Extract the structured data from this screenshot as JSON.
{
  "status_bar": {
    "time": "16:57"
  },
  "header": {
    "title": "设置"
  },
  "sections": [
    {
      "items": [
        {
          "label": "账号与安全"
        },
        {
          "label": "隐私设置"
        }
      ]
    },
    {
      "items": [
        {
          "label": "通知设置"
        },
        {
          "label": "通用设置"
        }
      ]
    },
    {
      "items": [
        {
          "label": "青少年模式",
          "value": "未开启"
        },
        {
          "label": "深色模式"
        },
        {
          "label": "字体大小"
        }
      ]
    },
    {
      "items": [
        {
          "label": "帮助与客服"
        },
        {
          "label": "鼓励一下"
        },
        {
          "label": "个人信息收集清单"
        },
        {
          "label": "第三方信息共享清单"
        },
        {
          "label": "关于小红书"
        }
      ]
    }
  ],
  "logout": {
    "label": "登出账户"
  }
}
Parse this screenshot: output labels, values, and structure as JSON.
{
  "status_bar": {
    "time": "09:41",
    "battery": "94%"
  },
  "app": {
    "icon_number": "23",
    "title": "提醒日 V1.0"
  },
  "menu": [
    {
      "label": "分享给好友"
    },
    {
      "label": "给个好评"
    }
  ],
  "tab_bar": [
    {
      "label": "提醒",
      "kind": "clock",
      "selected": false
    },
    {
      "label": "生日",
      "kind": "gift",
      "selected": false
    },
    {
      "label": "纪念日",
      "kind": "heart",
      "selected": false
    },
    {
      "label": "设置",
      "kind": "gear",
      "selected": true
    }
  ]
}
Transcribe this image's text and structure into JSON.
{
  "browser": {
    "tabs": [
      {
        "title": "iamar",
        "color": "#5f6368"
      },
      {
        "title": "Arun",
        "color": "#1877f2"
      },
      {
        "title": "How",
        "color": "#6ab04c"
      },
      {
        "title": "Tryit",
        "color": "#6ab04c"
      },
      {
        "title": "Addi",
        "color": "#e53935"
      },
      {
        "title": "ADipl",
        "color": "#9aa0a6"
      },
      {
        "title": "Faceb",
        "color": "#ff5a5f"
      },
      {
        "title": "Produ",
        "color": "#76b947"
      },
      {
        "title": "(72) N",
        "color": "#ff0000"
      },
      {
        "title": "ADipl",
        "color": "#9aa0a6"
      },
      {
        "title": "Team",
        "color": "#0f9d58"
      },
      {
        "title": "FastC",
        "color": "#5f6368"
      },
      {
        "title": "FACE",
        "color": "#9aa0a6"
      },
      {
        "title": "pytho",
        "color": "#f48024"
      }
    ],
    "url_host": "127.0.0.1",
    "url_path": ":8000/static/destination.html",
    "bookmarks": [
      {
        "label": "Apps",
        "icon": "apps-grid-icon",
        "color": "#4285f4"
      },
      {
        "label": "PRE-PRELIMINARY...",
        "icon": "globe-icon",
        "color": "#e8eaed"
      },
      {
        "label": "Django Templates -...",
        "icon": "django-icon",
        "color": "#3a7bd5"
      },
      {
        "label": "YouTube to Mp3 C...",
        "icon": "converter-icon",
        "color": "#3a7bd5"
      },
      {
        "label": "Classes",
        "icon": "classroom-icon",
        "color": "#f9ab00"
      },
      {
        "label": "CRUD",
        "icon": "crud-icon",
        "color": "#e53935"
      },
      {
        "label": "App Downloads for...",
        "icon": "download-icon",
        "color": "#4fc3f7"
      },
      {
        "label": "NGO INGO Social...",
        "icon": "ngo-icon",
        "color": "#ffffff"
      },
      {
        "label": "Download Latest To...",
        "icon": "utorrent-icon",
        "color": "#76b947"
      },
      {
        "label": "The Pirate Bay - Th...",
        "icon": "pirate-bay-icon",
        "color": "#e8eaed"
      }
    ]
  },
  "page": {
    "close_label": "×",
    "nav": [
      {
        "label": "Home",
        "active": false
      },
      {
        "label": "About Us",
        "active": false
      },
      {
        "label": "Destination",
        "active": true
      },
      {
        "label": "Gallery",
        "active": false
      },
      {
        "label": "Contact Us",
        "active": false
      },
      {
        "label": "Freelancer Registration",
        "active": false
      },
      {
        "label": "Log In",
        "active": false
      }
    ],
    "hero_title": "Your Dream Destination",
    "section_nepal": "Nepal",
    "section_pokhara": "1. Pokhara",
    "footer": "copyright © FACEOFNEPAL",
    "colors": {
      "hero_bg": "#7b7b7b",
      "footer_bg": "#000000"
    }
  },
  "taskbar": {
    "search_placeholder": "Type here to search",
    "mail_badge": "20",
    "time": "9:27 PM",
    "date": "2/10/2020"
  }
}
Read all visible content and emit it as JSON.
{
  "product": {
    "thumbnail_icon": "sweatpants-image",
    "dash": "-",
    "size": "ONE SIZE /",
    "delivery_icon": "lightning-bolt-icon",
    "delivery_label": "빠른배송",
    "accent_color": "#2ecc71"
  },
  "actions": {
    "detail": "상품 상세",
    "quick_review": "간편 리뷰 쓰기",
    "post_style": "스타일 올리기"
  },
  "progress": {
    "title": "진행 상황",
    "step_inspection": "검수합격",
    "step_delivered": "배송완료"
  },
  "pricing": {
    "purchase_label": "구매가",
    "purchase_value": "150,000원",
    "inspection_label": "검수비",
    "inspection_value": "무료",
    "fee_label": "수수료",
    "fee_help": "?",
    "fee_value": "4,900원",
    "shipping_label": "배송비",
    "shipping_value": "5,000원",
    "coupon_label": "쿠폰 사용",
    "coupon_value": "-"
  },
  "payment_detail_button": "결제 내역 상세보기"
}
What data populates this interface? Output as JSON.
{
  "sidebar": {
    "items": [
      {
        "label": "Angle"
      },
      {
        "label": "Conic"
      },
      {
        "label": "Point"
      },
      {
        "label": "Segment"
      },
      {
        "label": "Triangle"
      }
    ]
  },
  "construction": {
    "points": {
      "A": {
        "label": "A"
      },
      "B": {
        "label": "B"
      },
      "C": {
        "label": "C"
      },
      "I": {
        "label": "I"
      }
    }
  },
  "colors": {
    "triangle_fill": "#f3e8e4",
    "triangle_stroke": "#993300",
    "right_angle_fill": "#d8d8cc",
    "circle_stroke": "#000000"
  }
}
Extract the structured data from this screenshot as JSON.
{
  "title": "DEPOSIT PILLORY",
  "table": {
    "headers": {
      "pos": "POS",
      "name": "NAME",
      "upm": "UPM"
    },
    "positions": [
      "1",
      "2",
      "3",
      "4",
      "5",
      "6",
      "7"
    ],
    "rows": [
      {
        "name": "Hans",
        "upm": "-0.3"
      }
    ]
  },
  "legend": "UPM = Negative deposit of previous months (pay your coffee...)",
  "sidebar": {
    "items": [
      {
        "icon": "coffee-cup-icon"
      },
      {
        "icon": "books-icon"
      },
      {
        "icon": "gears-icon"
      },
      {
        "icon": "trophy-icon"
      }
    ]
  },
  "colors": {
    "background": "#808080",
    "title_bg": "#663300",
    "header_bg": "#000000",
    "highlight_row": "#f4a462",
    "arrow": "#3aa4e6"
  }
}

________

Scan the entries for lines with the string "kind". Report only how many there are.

• Written reply
4